Holocaust survivor Avraham Lidovsky from Baranowichi fled the ghetto and joined a partisan unit. He described his experiences in his diary:
We were twenty-four Jews together, nineteen young men and five young women, with seventeen rifles and grenades among us. Our ashen hut was hidden in the shadows of a dense wood of pine trees, deep in a thick shady forest. [...] A dull yellow light glows through the curtain hung across the small window, from the small gloomy flame burning inside the hut. The small iron heater is burning, hot as fire, to the sounds of the Jewish melodies and folk songs. We are seated on ledges, everyone in their own position; one has his legs folded under him, another leans on his hand... Quiet, heartfelt melodies pour forth from our throats. Lazar conducts the chorus.
"Comrades, it is Erev Shabbat, let us now sing Avinu Malkeinu [a prayer said on the High Holidays, here used in irony as Shabbat is normally a time of joy]."
All immediately begin singing Avinu Malkeinu. The Jewish melodies break forth until the early hours, echoing among the great branches of the trees; it almost seemed as if the people wished for the trees to join us in song.
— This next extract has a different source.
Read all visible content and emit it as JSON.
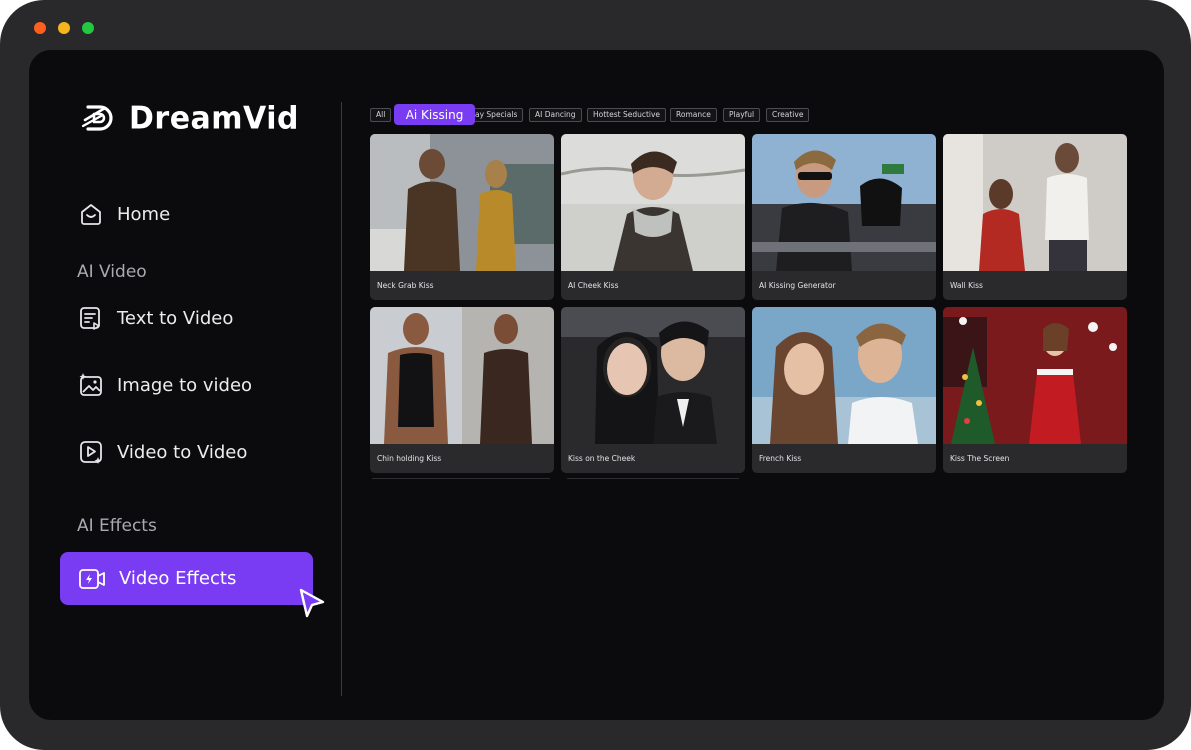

From time to time, the sentry would come in to remark, "Lower your voices, comrades." We sing with such passion that for a short while we forget that we are in the forest; it seems to us that we are sitting in our homes around the table on Friday evening, singing zmirot, as in days gone by.
Avraham Lidovsky, In the Forests: Notes of a Jewish Partisan (Heb.) (Tel Aviv: Hakibbutz Hameuchad, 1946), pp. 134-135.
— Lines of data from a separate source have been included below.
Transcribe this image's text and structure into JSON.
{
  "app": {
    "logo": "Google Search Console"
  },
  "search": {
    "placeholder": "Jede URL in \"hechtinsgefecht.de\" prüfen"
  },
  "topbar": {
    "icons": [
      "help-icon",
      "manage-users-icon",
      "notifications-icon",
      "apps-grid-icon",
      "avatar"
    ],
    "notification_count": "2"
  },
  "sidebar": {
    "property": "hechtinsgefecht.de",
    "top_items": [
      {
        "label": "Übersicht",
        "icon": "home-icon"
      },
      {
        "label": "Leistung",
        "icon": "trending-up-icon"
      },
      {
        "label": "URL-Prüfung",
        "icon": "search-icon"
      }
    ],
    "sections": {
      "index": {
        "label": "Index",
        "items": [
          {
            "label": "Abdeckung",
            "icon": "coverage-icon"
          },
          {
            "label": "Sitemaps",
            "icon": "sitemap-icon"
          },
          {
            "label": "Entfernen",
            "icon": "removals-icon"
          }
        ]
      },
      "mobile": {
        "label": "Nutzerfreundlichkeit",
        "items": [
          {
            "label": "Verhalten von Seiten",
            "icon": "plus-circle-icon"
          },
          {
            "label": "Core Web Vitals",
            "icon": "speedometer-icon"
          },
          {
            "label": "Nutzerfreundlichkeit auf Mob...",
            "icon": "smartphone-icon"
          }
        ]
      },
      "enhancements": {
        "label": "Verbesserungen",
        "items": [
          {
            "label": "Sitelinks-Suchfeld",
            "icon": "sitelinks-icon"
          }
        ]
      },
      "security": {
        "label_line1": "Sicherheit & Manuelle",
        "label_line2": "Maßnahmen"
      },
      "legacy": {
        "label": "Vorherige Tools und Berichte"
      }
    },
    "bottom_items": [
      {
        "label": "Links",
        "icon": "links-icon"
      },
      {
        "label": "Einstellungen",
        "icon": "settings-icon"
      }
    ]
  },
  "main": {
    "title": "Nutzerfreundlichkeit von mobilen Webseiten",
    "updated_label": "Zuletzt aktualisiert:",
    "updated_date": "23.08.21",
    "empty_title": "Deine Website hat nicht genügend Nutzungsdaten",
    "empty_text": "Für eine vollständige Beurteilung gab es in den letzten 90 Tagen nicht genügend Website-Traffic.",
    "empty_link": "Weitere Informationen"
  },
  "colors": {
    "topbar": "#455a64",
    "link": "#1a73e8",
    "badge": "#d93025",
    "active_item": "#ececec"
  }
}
The following prayer was composed at Bergen-Belsen. Pesach [Passover] 1944 was approaching, and the rabbis in the camp were grappling with the difficult issue of issur chametz [the prohibition of eating leavened foods on Passover]. On one hand, the eating of chametz is prohibited on Pesach, but how could they possibly issue an injunction against eating chametz given the poor physical condition the Jews were in? Due to the dire circumstances, Rabbi Salomon Levinson composed the following tefillah with a heavy heart.
Before eating chametz, one should say with meaning:
"Father in heaven, it is revealed before You that our will is to do Your will, and to celebrate Passover by eating matzah [unleavened bread] and by abstaining from eating chametz. Alas, our hearts are filled with anguish, for our servitude prevents us [from fulfilling these commandments], and we find ourselves in mortal danger. We are ready and willing to fulfill Your commandment to “live by them” (Leviticus 18:5) – and not to die by them – and also to obey the warning, “Take heed to yourself and guard yourselves well.” Therefore, we beseech You to grant us life, sustain us and speedily redeem us, that we may observe Your commandments, do Your Will and serve You wholeheartedly. Amen."
Yona Emanuel, Dignity to Survive (Southfield, MI: Targum Press, 1998), p. 178.
Moshe Ha-Elion and his family were deported to Auschwitz from Thessaloniki, Greece. In his memoirs, he describes his Yom Kippur in the camp's infirmary.
The eve of the Day of Atonement came […]Against the day of fasting I had saved , every day in the week that preceded it, a little part of my daily bread portion […]
…suddenly the door of our hall was shut and a sentry was poster […] A lockdown was imposed on the whole camp! […] We knew! This was it! The moment we had feared would come had arrived! […]
The reading of the numbers began and continued for a long time. The person whose number was read, left his bed, took his effects…and went to one corner of the hall […]
Words can hardly describe the atmosphere permeating the hall, a mixture of tension, expectation, shock and fear. The people remained silent as if they were holding their breath […]
The SS men left, taking with them those whose fate had been determined […] Long minutes after the whole affair had ended I remained standing by my bed bewildered, stunned, finding it difficult to realize that I had escaped from the worst fate of all […]
Meanwhile it darkened; the Eve of the Day of Atonement had come […] I returned to my bed determined now with greater vigor to persist in my fast […]
Towards the end of the day of fasting, at the time of Ne'ilah (the closing service) I felt an inner impulse, impossible to stop, to raise my voice and to sing the liturgical hymn, which was always sung with a great emotion and an inestimable devoutness by the congregation. It was the hymn "El Nora Alila" (Oh God, Who Acts Awesomely.) A part of its stanza with words inspiring hope seemed fit to be said at that time more than ever in the past […]
...Favour them and take pity,
And every oppressor and warrior
Give them the punishment
In the time of the Ne'ilah
Michael the Minister of Israel
Eliyahu and Gabriel,
Please herald the redemption,
In the time of the Ne'ilah
Moshe Ha-Elion, The Straits of Hell: The Chronicle of a Salonikan Jew in the Nazi Extermination camps Auschwitz, Mauthausen, Melk, Ebensee (Cincinnati: Bowman & Cody Academic Publishing, Inc. & Bibliopolis, 2005) pp 29-31